Task statement:
The records follow. Filter them to the lines that hold "JSON".

Dataset:

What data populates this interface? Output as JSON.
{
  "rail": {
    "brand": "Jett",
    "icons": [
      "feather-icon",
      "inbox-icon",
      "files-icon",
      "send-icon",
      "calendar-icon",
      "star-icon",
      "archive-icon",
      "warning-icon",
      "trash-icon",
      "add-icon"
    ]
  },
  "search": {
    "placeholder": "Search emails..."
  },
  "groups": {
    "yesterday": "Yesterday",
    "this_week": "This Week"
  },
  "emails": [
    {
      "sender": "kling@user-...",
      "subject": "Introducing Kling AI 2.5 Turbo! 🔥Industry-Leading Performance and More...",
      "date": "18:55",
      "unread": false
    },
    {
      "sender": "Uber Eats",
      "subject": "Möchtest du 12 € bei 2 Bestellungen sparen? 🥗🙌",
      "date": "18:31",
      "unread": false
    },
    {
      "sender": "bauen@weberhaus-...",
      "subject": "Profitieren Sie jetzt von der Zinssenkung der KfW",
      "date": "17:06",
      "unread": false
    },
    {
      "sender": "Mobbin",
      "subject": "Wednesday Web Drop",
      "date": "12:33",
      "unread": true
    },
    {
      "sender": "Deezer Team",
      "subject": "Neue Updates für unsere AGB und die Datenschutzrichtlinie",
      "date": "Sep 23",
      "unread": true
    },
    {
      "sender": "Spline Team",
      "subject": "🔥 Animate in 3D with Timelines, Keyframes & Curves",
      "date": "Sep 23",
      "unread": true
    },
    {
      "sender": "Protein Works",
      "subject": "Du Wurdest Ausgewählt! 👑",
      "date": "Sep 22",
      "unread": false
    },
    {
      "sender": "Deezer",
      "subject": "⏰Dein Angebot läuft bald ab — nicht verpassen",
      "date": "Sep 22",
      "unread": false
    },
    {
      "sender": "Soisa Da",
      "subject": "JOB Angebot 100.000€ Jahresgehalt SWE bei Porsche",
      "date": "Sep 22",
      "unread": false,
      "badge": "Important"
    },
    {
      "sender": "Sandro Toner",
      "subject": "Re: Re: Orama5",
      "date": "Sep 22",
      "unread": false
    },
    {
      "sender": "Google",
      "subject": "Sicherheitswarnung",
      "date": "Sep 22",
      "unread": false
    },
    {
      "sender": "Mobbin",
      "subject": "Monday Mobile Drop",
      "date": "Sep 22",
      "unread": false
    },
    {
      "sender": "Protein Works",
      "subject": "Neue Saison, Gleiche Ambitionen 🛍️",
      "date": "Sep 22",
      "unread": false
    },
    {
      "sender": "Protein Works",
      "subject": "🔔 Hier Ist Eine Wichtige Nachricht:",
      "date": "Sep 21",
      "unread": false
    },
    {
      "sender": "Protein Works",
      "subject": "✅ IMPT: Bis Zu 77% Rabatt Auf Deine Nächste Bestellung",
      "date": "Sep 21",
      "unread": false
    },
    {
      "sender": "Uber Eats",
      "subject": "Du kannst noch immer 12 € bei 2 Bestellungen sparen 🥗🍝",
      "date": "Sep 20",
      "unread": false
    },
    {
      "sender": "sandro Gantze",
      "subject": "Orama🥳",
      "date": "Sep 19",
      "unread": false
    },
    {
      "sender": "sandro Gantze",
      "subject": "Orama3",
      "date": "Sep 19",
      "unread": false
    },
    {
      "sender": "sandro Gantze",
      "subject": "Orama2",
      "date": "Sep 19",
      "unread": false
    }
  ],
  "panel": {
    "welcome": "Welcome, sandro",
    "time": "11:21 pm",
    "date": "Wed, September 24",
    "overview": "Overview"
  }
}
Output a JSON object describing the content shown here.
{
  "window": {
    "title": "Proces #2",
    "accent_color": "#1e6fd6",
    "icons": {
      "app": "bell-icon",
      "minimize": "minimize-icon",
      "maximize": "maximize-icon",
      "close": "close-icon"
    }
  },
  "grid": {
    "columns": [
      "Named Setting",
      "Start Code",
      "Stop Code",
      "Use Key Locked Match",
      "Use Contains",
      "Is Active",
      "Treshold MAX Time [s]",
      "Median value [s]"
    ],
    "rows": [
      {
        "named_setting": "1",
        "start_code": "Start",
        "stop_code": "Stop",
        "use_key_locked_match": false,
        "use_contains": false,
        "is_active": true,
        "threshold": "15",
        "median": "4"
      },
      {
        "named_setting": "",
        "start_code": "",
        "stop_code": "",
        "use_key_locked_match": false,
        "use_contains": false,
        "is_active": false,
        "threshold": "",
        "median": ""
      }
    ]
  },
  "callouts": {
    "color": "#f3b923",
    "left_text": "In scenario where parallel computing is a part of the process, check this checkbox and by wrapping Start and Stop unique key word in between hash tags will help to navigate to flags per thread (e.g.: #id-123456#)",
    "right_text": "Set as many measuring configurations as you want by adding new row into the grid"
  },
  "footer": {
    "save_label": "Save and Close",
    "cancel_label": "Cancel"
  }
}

Reply to the exercise:
What data populates this interface? Output as JSON.
Output a JSON object describing the content shown here.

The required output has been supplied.